Smit speculated that the reason for the denial may be her “conviction” for recording and publishing her own court case a few months ago. However, it was a relatively low-penalty offense – only 20 penalty units, compared to, say, 120 penalty units for breaking COVID fines – and her lawyers “assured” her “it would not affect travel.” 

“Either that was bad advice OR USA are using it as an excuse OR it’s a misunderstanding OR it’s not even about that,” Smit remarked.

On August 31, 2021, Smit was arrested on two charges of “incitement” based on allegations that she had provoked Australians in Victoria to break the state government’s draconian lockdown measures by publishing an anti-lockdown protest poster on social media. 

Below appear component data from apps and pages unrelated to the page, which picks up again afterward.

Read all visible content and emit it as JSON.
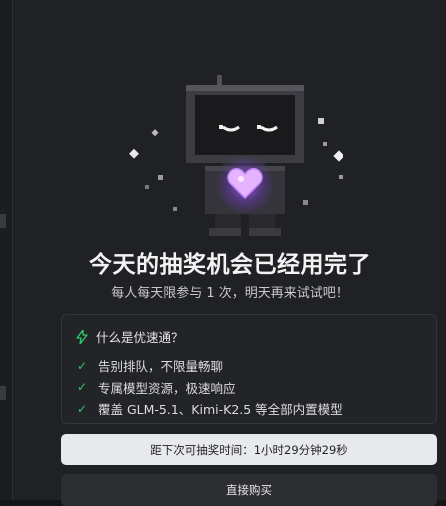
{
  "dialog": {
    "title": "今天的抽奖机会已经用完了",
    "subtitle": "每人每天限参与 1 次，明天再来试试吧！"
  },
  "info": {
    "heading": "什么是优速通？",
    "items": [
      "告别排队，不限量畅聊",
      "专属模型资源，极速响应",
      "覆盖 GLM-5.1、Kimi-K2.5 等全部内置模型"
    ]
  },
  "countdown": {
    "label": "距下次可抽奖时间：1小时29分钟29秒"
  },
  "buy_button": {
    "label": "直接购买"
  },
  "colors": {
    "accent_green": "#2ecc71",
    "heart": "#e0a8ff",
    "modal_bg": "#202124"
  },
  "icons": {
    "mascot": "sleepy-robot-with-heart-icon",
    "info_heading": "lightning-bolt-icon",
    "item_marker": "check-icon"
  }
}
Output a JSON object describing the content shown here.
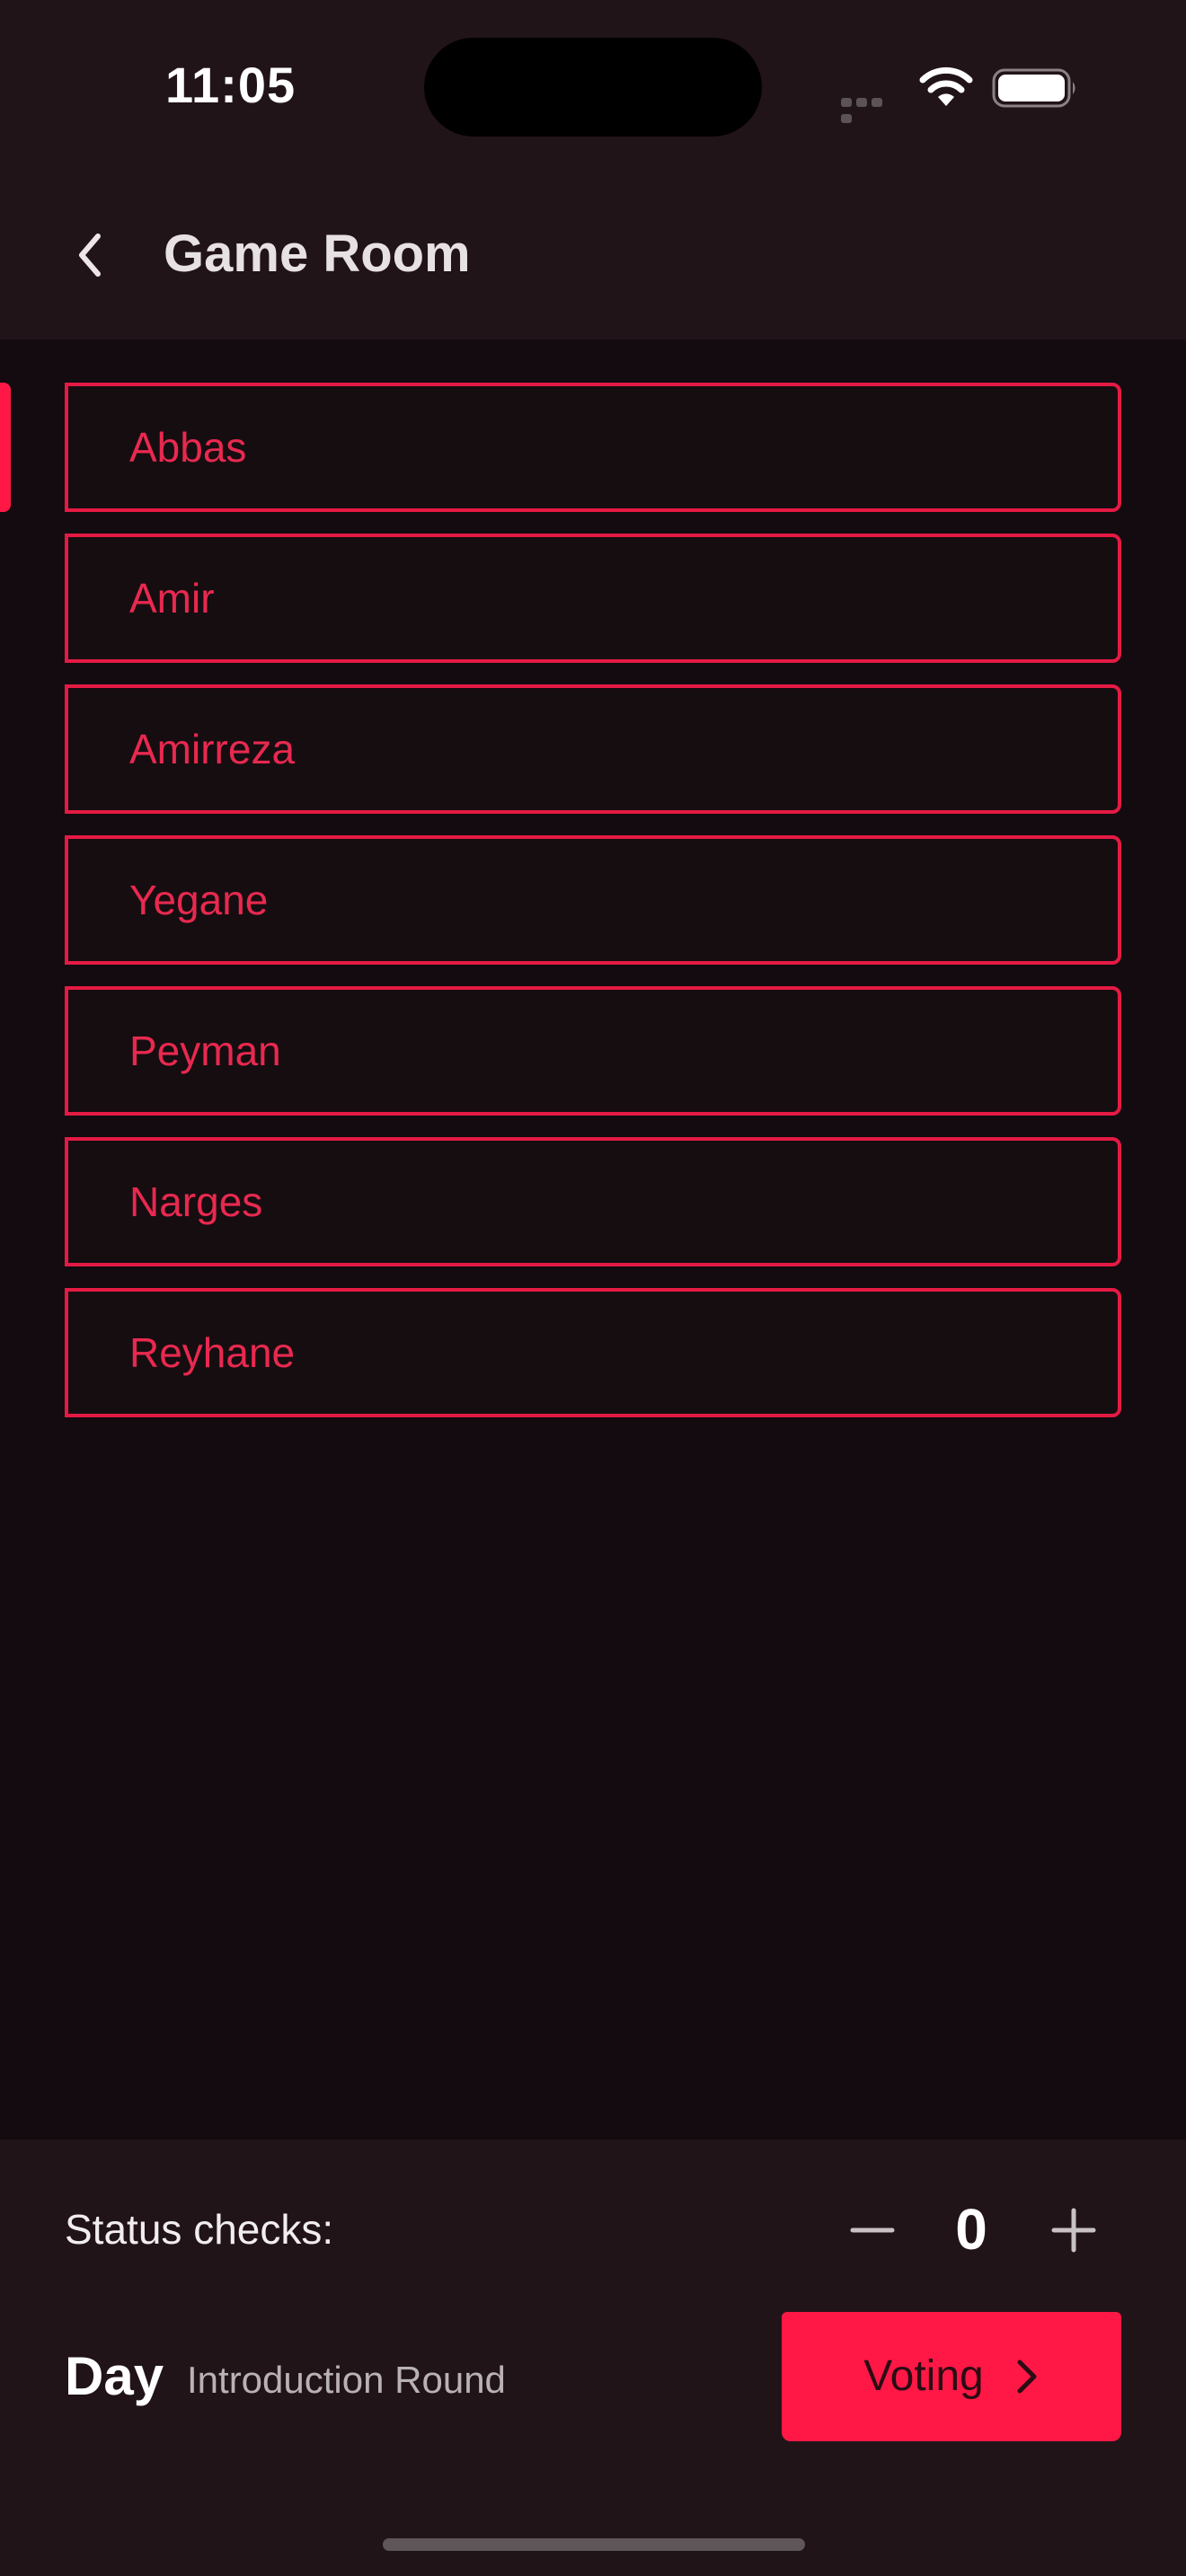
{
  "status_bar": {
    "time": "11:05",
    "icons": [
      "signal-icon",
      "wifi-icon",
      "battery-icon"
    ]
  },
  "header": {
    "back_icon": "chevron-left-icon",
    "title": "Game Room"
  },
  "players": [
    {
      "name": "Abbas"
    },
    {
      "name": "Amir"
    },
    {
      "name": "Amirreza"
    },
    {
      "name": "Yegane"
    },
    {
      "name": "Peyman"
    },
    {
      "name": "Narges"
    },
    {
      "name": "Reyhane"
    }
  ],
  "footer": {
    "status_checks_label": "Status checks:",
    "status_checks_value": "0",
    "decrement_icon": "minus-icon",
    "increment_icon": "plus-icon",
    "phase": "Day",
    "round": "Introduction Round",
    "next_button_label": "Voting",
    "next_button_icon": "chevron-right-icon"
  },
  "colors": {
    "accent": "#ff1846",
    "background": "#130b0f",
    "surface": "#211418"
  }
}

After refusing to sign punishing bail conditions, she spent a three-week stint in solitary confinement at a maximum-security prison before successfully appealing to overturn the conditions.

In July 2022, Victoria police dropped the “incitement” charges, with Smit sharing that the police wrote that the “Director of Public Prosecutions has decided to discontinue the incitement charges on the basis that there is no longer a public interest in pursuing these matters, given the time Ms. Smit has already spent in custody.”

According to White & Associates Attorneys at Law, “an arrest for a variety of crimes can trigger visa revocation… even if the charges are dismissed, or the underlying crime in and of itself is not an adequate basis to find a person inadmissible.” 

“Often the revocation request is sent out by the corresponding law enforcement agency to the Department of State, and within 24 hours, DOS will take action to revoke the visa,” explained the law firm.

The firm also states that “Policy changes at a consular post or sheer politics can also lead to visa revocations – sometimes en masse.”

Immigration lawyer Jackie O’Connor told LifeSiteNews the U.S. is not obligated to explain the reasons for visa revocations and that once a visa is revoked, it’s usually quite difficult to obtain one again.

Smit is concerned that the real reason underlying her visa revocation is related to her freedom activism or her recently published book, Cell 22: From Party Girl to Political Prisoner. She shared in an email blast that she was hoping to get “big interviews” to help give publicity to her book and that she had four events planned in the U.S., which included attending a Children’s Health Defense conference on November 3.

“If I am being denied entry to the U.S. because of the book that I have just written, or because of the work that I have done, then this is really scary for America,” commented Smit in a video posted to Instagram.

On Tuesday, Smit put a positive spin on her U.S. visa denial, musing that “everything happens for a reason.”

“When people try to shut you down, it always does the opposite. When I went to prison for 22 days, it gave me a story that allowed me to speak, to network with many people, and that’s why I was able to network around Australia,” the activist shared in a video update on Instagram.

She announced on Wednesday that she is applying for a B-2 (tourism) visa to the U.S., but must wait 133 days for her appointment.

LifeSiteNews has reached out to Smit and to the U.S. Embassy in Australia for comment but has not received a response as of the time of publishing.

As founder of RDA, Smit has organized, led, and addressed dozens of rallies against Australia’s COVID restrictions and forced vaccination. She currently runs several pro-freedom projects, including a campaign to “keep cash alive.”

Cell 22: From Party Girl to Political Prisoner is available at

Readers can submit complaints about Smit’s visa denial to U.S. Customs and Border Protection at 877-CBP-5511 and to the National Visa Center of the U.S. Department of State using their public inquiry form.